Where does the word "Settings" appear in the entries below? Copy each line that holds it.

*** Records to use ***

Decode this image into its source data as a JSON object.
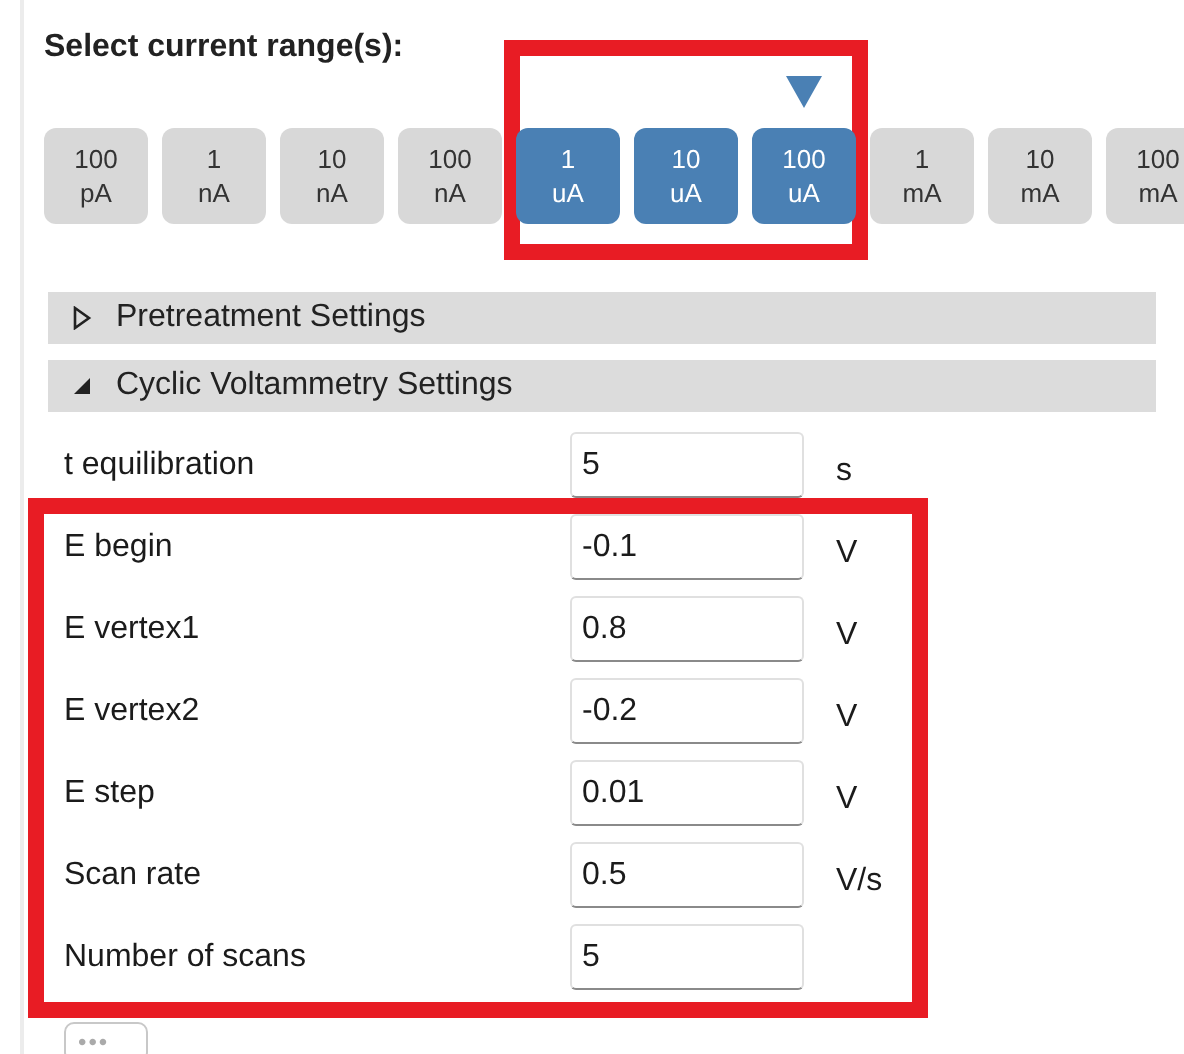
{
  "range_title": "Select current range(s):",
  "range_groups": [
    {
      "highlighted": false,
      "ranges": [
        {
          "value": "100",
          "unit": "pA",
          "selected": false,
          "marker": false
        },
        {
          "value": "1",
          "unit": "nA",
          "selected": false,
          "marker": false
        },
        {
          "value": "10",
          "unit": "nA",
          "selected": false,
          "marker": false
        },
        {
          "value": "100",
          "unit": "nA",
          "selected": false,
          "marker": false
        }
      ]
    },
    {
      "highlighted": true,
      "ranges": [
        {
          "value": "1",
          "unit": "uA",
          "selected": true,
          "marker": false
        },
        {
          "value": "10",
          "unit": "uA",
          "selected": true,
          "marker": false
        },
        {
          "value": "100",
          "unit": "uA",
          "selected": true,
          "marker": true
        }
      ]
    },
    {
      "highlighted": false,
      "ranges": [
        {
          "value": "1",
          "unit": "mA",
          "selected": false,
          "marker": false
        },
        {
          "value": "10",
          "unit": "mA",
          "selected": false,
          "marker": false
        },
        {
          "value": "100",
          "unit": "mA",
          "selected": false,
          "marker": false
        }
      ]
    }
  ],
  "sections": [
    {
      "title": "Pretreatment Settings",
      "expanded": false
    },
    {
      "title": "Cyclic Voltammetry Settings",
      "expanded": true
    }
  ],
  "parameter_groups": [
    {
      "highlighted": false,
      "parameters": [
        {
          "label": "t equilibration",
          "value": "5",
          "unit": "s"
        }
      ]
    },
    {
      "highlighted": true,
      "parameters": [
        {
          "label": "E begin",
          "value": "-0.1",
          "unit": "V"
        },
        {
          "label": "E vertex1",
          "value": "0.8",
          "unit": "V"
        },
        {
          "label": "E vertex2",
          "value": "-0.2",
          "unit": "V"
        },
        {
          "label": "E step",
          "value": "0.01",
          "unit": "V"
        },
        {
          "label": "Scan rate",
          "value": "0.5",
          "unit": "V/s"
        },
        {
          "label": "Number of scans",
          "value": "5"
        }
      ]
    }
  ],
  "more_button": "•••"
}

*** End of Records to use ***
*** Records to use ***

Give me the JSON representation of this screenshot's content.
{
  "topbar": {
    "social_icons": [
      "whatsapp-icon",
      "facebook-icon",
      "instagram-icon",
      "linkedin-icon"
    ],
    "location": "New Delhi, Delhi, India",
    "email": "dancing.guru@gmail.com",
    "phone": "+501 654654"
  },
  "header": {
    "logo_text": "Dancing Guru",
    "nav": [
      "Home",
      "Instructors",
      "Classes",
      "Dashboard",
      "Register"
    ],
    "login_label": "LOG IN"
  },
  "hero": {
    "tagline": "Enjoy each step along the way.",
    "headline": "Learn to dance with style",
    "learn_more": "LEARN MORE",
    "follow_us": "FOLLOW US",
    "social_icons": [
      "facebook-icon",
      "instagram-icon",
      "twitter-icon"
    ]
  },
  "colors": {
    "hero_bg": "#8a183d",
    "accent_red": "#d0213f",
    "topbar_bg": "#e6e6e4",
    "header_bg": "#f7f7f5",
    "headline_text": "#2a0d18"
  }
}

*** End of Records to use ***

■ Your response
      "title": "Pretreatment Settings",
      "title": "Cyclic Voltammetry Settings",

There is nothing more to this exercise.